Image segmentation needs both local boundary position information and global object context information. The performance of the recent state-of-the-art method, fully convolutional networks, reaches a bottleneck due to the neural network limit after balancing between the two types of information simultaneously in an end-to-end training style. To overcome this problem, we divide the semantic image segmentation into temporal subtasks. First, we find a possible pixel position of some object boundary; then trace the boundary at steps within a limited length until the whole object is outlined. We present the first deep reinforcement learning approach to semantic image segmentation, called DeepOutline, which outperforms other algorithms in Coco detection leaderboard in the middle and large size person category in Coco val2017 dataset. Meanwhile, it provides an insight into a divide and conquer way by reinforcement learning on computer vision problems.
We explore the use of deep learning hierarchical models for problems in financial prediction and classification.

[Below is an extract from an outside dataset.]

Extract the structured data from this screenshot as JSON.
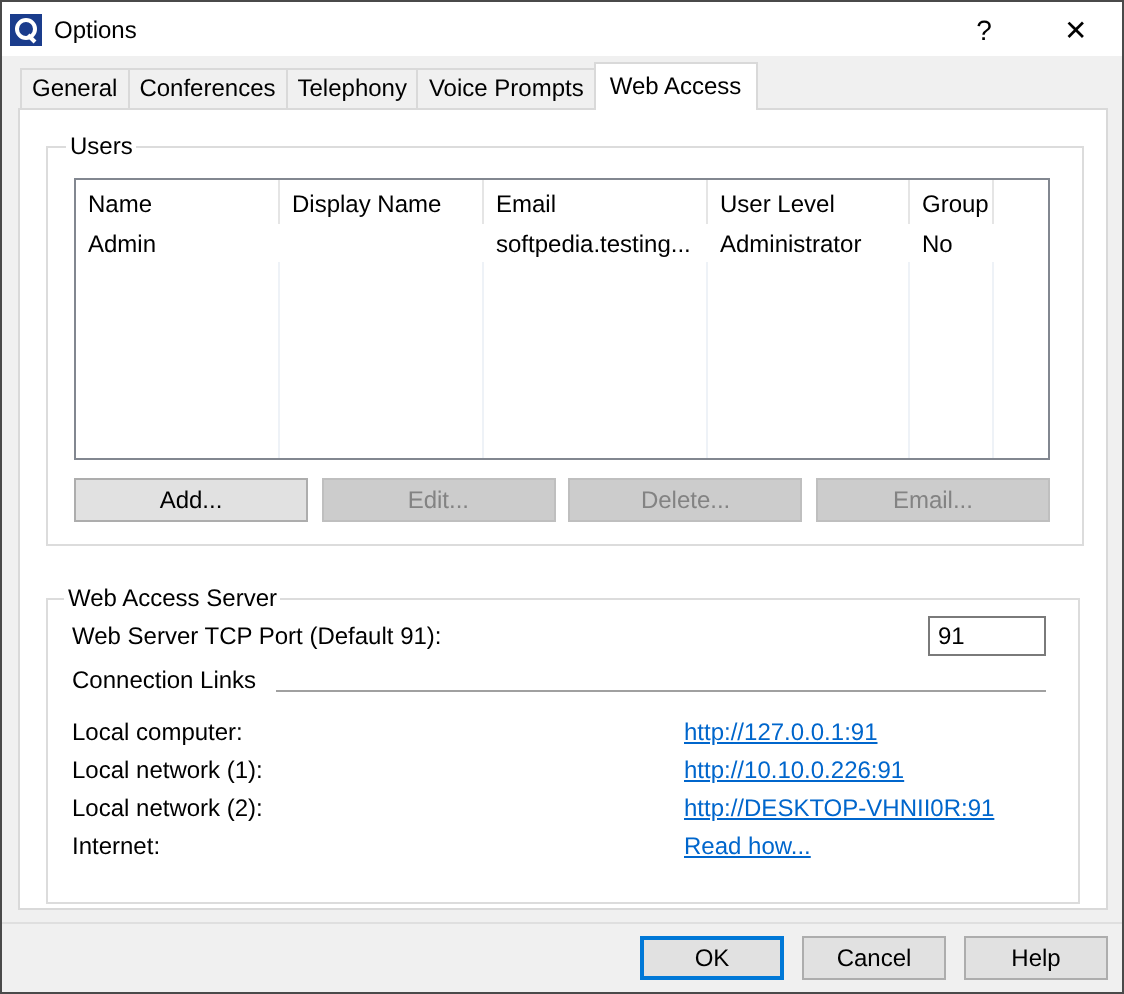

Financial prediction problems -- such as those presented in designing and pricing securities, constructing portfolios, and risk management -- often involve large data sets with complex data interactions that currently are difficult or impossible to specify in a full economic model. Applying deep learning methods to these problems can produce more useful results than standard methods in finance. In particular, deep learning can detect and exploit interactions in the data that are, at least currently, invisible to any existing financial economic theory.